EXERCISE AIM -
How many of the lines below hold the word "icon"? Answer only with the number.

─── SUPPLIED DATA

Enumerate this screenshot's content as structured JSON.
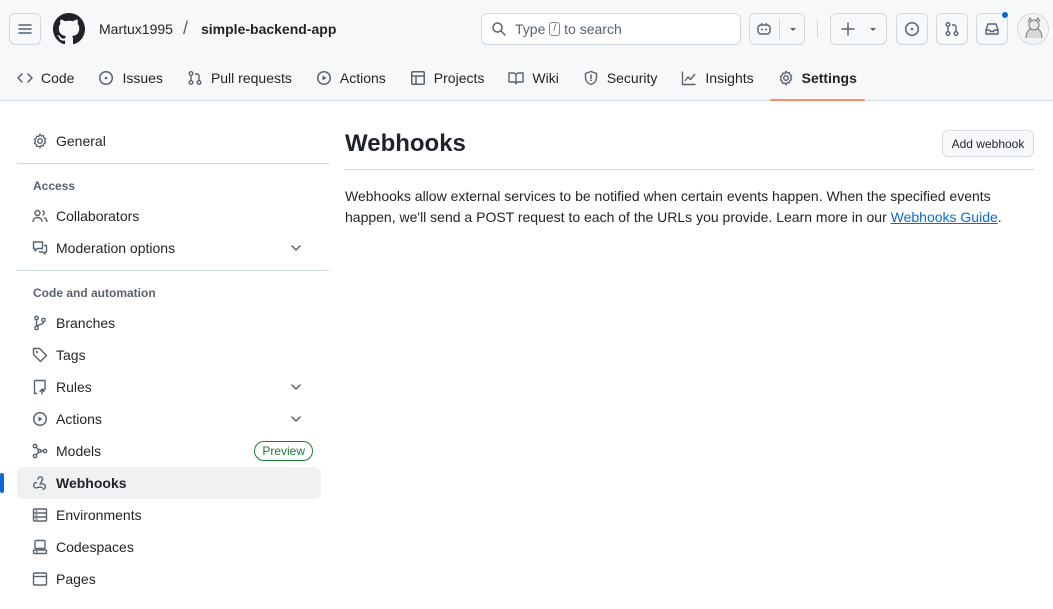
{
  "header": {
    "owner": "Martux1995",
    "separator": "/",
    "repo": "simple-backend-app",
    "search": {
      "prefix": "Type",
      "key": "/",
      "suffix": "to search"
    }
  },
  "tabs": [
    {
      "label": "Code",
      "icon": "code-icon"
    },
    {
      "label": "Issues",
      "icon": "issue-icon"
    },
    {
      "label": "Pull requests",
      "icon": "pull-request-icon"
    },
    {
      "label": "Actions",
      "icon": "play-icon"
    },
    {
      "label": "Projects",
      "icon": "table-icon"
    },
    {
      "label": "Wiki",
      "icon": "book-icon"
    },
    {
      "label": "Security",
      "icon": "shield-icon"
    },
    {
      "label": "Insights",
      "icon": "graph-icon"
    },
    {
      "label": "Settings",
      "icon": "gear-icon",
      "active": true
    }
  ],
  "sidebar": {
    "general": "General",
    "access_heading": "Access",
    "collaborators": "Collaborators",
    "moderation": "Moderation options",
    "code_heading": "Code and automation",
    "branches": "Branches",
    "tags": "Tags",
    "rules": "Rules",
    "actions": "Actions",
    "models": "Models",
    "models_badge": "Preview",
    "webhooks": "Webhooks",
    "environments": "Environments",
    "codespaces": "Codespaces",
    "pages": "Pages"
  },
  "main": {
    "title": "Webhooks",
    "add_button": "Add webhook",
    "description": "Webhooks allow external services to be notified when certain events happen. When the specified events happen, we'll send a POST request to each of the URLs you provide. Learn more in our ",
    "link_text": "Webhooks Guide",
    "description_end": "."
  },
  "colors": {
    "accent": "#0969da",
    "active_underline": "#fd8c73",
    "preview_badge": "#1a7f37",
    "notification_dot": "#0969da"
  }
}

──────

SOLUTION BELOW -
9